===== MATERIAL FOR THIS EXERCISE

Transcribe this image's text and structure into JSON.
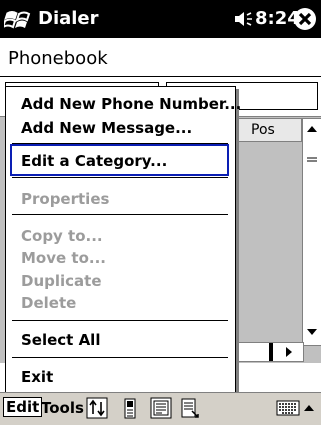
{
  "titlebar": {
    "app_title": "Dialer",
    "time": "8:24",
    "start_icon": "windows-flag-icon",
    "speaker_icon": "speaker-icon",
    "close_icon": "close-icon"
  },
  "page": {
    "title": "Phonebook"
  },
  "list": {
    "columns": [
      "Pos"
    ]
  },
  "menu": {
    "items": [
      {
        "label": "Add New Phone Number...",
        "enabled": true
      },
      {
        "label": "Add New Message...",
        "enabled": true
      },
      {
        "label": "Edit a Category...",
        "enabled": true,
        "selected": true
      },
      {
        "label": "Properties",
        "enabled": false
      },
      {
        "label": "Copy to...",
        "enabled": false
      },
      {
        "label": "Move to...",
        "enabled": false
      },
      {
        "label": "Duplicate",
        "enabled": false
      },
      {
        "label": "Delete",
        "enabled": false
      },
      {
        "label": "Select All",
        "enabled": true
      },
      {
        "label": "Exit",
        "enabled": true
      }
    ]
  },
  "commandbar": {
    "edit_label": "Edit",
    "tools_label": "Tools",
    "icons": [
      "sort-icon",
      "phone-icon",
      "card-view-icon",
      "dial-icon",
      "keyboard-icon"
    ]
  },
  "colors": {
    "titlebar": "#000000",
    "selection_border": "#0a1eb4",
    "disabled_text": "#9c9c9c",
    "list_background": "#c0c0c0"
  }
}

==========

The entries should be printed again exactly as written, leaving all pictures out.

* **ANSWER SECTION**
Transcribe this image's text and structure into JSON.
{
  "titlebar": {
    "app_title": "Dialer",
    "time": "8:24",
    "start_icon": "windows-flag-icon",
    "speaker_icon": "speaker-icon",
    "close_icon": "close-icon"
  },
  "page": {
    "title": "Phonebook"
  },
  "list": {
    "columns": [
      "Pos"
    ]
  },
  "menu": {
    "items": [
      {
        "label": "Add New Phone Number...",
        "enabled": true
      },
      {
        "label": "Add New Message...",
        "enabled": true
      },
      {
        "label": "Edit a Category...",
        "enabled": true,
        "selected": true
      },
      {
        "label": "Properties",
        "enabled": false
      },
      {
        "label": "Copy to...",
        "enabled": false
      },
      {
        "label": "Move to...",
        "enabled": false
      },
      {
        "label": "Duplicate",
        "enabled": false
      },
      {
        "label": "Delete",
        "enabled": false
      },
      {
        "label": "Select All",
        "enabled": true
      },
      {
        "label": "Exit",
        "enabled": true
      }
    ]
  },
  "commandbar": {
    "edit_label": "Edit",
    "tools_label": "Tools",
    "icons": [
      "sort-icon",
      "phone-icon",
      "card-view-icon",
      "dial-icon",
      "keyboard-icon"
    ]
  },
  "colors": {
    "titlebar": "#000000",
    "selection_border": "#0a1eb4",
    "disabled_text": "#9c9c9c",
    "list_background": "#c0c0c0"
  }
}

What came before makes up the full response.